We left the orphanage for a two hour grueling SUV ride to the remote farming area where the block homes are being built by Cisco Systems.  We were in the middle of nowhere when our SUV punctured a tire.  The driver put the spare on while we waited under the shade of a tree across the road and we moved on without a spare on treadless tires.

When we arrived at the site we were shocked and disappointed after seeing filters in disarray outside of the block homes along with empty filter media bags.  Apparently some of the beneficiaries had moved into the homes without our knowledge and did not know what the filters are used for.  They took them outside to make more room for themselves.  Some of them were being used to store water for the toilet and others were just sitting or lying in the dirt near the house.  Some of the media bags had been emptied and the bags were being used as foot wipes in front of the door to the home.

These are very basic cement block structures with no more than 200 square feet, three small rooms including a kitchen.  There is a toilet in the back but they were locked so we couldn’t inspect them.

We had a discussion with the project engineer who explained that once the homes are constructed Cisco turns the keys over to the government.  The government has a lottery to decide who gets the homes.    Apparently there was no communication between the government officials and Cisco and we were surprised there were people actually living in the homes.  We began to formulate possible solutions to the problem but there was a sense of gloom that things had not gone according to plan.  We went to another area of Cisco financed block homes to make sure the same situation wasn’t happening there.  That location was ok and all of the filters and media were placed inside locked homes which were unoccupied.

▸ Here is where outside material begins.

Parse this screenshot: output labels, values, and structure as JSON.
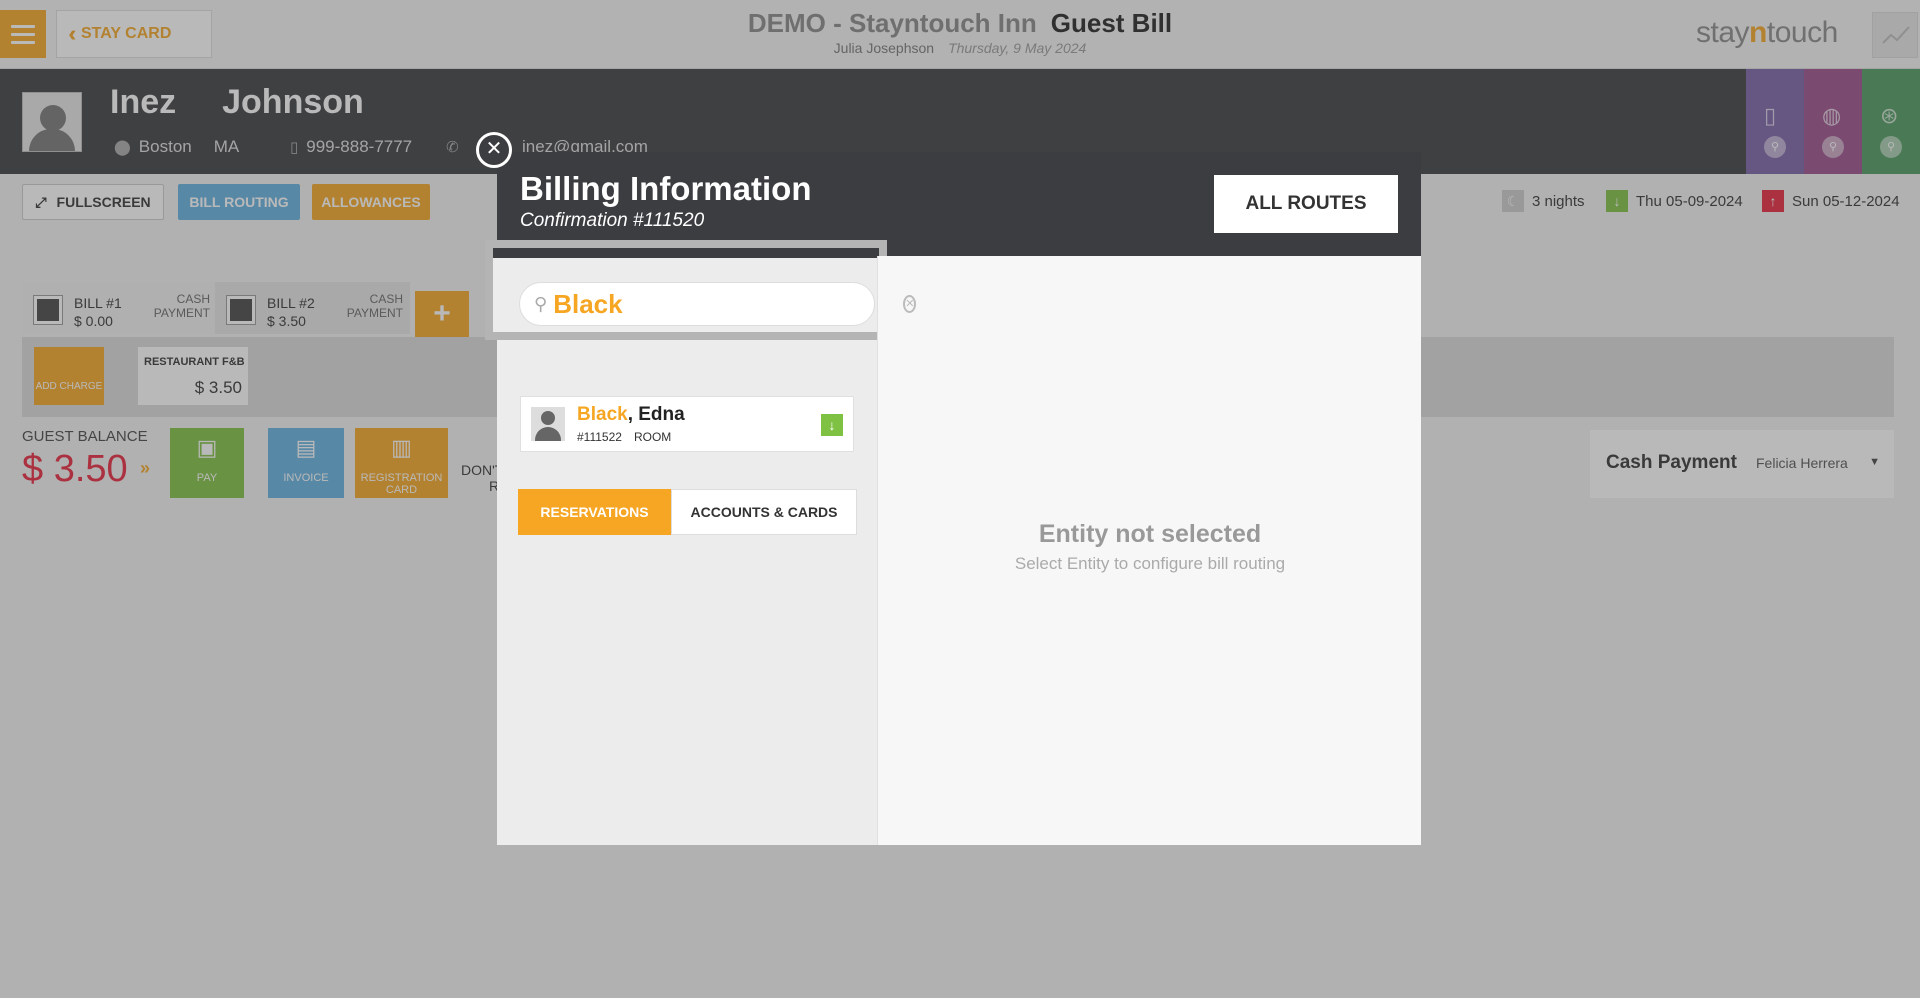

After the long ride home we walked to a local restaurant for a quick meal and then collapsed in bed upon returning to the hotel…what a long day!

The next day two large men came to the hotel for a meeting.  These were two gregarious Rotarians from the Raichur Cotton City Rotary Club, the newest of three Clubs in town.  It was like the movie Pulp Fiction, where “the fixer” had to come in and clean up the mess caused by John Travolta and Samuel L. Jackson.  These men were going to help to fix the problem at the block housing site.  They know a man who helped install 100 filters in schools in Raichur, a different project also involving the same Bangalore-based Rotary Club involved in this Cisco house project.  They are planning on having him and two other men that will be trained in Kolar go to the homes that are occupied in the block housing units and install the filters properly along with instructions to the homeowners on their proper use and maintenance.  The installers will also survey the filters and filter media to see what needs to be replaced.  We thought this was a brilliant solution to have local people involved in the problem solving rather than having to do it from Kolar.

We had hours of discussions throughout the day, the last one had to do with the starting of a new workshop by three Rotarians just before we had to leave for the train station for the long ride back to Bangalore.  The potential for delivering clean water to Raichur is great but difficult to manage from Kolar.  We are grateful that local Rotarians are stepping up to meet this challenge.

More soon!

Cathy and Mike